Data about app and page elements
__________________________________________________

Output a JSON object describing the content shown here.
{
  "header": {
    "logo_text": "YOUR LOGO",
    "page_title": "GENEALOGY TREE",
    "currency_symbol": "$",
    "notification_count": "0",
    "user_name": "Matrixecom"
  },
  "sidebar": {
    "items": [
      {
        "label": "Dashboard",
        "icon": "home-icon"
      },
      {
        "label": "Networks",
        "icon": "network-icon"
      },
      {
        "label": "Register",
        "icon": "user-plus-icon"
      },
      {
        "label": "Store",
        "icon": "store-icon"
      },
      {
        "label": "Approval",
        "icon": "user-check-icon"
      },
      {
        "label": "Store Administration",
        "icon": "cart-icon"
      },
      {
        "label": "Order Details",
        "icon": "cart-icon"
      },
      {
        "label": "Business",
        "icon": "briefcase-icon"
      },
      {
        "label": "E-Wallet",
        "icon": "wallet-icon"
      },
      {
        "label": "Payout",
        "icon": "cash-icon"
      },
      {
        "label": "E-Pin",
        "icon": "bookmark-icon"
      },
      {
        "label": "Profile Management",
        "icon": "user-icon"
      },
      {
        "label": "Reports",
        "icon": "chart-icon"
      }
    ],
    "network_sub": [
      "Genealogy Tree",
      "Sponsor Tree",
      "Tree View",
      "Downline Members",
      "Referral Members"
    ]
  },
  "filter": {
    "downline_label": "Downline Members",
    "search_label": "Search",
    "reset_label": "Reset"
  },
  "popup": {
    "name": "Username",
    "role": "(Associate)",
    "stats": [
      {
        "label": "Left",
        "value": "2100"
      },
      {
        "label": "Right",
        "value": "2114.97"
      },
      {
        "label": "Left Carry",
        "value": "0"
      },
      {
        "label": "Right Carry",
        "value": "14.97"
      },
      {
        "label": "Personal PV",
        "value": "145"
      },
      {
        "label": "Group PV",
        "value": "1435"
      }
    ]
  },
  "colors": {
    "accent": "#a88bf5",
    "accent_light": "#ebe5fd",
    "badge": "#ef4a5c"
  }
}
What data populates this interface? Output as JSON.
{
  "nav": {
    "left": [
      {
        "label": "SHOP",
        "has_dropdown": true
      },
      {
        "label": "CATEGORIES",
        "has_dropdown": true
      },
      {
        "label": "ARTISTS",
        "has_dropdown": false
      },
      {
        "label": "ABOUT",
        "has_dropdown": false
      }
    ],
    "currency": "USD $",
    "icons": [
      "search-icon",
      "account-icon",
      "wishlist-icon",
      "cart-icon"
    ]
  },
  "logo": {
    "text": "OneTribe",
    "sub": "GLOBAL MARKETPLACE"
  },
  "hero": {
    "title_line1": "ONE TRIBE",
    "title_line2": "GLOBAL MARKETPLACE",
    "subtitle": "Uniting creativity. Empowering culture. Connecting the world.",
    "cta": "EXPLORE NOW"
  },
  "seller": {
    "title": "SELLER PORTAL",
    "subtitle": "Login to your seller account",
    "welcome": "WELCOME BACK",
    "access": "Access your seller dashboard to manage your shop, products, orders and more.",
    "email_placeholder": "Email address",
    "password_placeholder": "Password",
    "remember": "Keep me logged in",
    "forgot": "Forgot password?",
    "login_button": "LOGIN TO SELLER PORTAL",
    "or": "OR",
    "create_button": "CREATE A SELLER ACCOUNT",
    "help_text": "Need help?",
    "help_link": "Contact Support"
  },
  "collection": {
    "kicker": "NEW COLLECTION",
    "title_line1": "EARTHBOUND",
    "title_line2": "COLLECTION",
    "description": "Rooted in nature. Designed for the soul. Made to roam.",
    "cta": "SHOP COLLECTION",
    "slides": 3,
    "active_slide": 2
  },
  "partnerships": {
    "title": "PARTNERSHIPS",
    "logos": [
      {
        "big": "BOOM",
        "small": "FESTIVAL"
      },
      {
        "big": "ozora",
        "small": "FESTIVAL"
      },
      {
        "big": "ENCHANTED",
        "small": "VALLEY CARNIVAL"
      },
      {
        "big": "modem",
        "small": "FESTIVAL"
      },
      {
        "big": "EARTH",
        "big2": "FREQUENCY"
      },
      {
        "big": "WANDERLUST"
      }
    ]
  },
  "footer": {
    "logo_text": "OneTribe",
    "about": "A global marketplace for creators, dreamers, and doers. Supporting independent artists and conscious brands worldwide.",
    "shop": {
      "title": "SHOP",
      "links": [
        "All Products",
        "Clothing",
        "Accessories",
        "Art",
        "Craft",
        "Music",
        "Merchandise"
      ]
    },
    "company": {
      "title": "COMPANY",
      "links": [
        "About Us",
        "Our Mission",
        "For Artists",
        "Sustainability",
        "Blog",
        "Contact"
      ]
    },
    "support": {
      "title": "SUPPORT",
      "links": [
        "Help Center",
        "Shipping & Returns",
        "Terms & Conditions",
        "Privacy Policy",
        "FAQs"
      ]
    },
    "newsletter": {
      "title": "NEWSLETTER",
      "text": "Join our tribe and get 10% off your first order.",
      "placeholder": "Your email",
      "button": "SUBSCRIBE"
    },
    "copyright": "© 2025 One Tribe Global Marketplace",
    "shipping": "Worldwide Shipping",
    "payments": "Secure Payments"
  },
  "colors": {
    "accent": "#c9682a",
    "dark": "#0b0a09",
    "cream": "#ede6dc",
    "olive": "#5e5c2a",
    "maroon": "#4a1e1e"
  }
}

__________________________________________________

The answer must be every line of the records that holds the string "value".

**Task solution**
        "value": "2100"
        "value": "2114.97"
        "value": "0"
        "value": "14.97"
        "value": "145"
        "value": "1435"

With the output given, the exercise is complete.